On Sunday, April 23 Boston Harbor Now partnered with AIGA Boston for their first civic design-a-thon. Designers were led through the workshop/hackathon by Ela Ben-Ur using her Innovators’ Compass thought process. The iterative and experimental process generated fresh ideas about the kind of information needed and how it could be presented.
Recognizing that different island users have different needs, teams of four assigned each group member to think about the schedule design for the people who want to visit one island, any island; one particular island for a particular event; one particular island that requires a transfer; or multiple islands. Then they used string, markers, paper, old schedules, and whiteboards to model creative solutions.
One team recognized that the color scheme used for highlighting events on different calendars could be used to color-code the schedule. Another team developed a concept that treated the ferry routes more like a transit map rather than one with accurate island geography. A third team focused on the fact that island visitor want to know quickly where they can get to from Boston and where they can get to from Hingham.
A particularly compelling idea was the creation of a sort of schedule Mad-Libs for trip planning: “I am at [insert dock] and I want to go to [insert island]. Take [insert route color] at [insert time] and arrive at [insert island] at [insert time]. …” The form continued on to plan for transfers and return trips. There was also a tactile idea that involved a system of folding to plan your trip.
Staff members from Boston Harbor Now and NPS were on hand to brainstorm with the design teams, provide feedback as ideas emerged, and get inspired by the concepts being developed.

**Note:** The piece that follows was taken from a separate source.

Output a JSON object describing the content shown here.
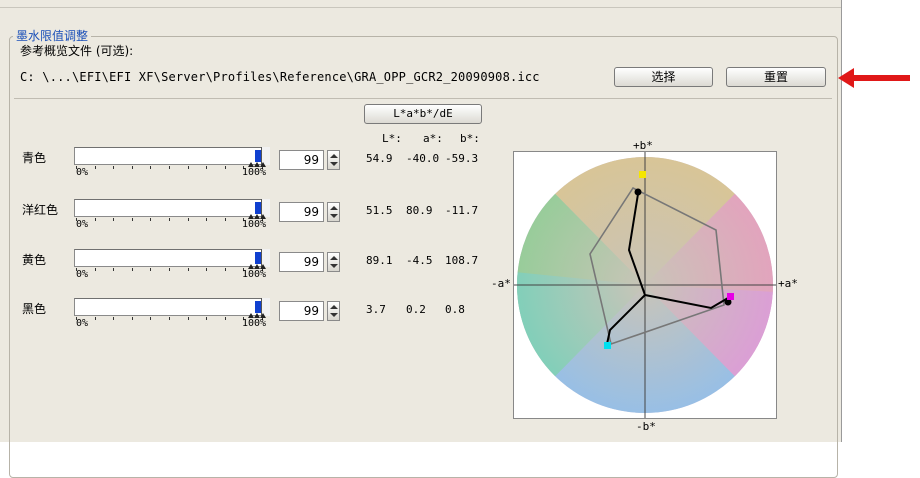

We’re excited to do some on-island beta testing with some of the designs this summer and incorporate new ideas into how we publish the schedules for the 2019 season.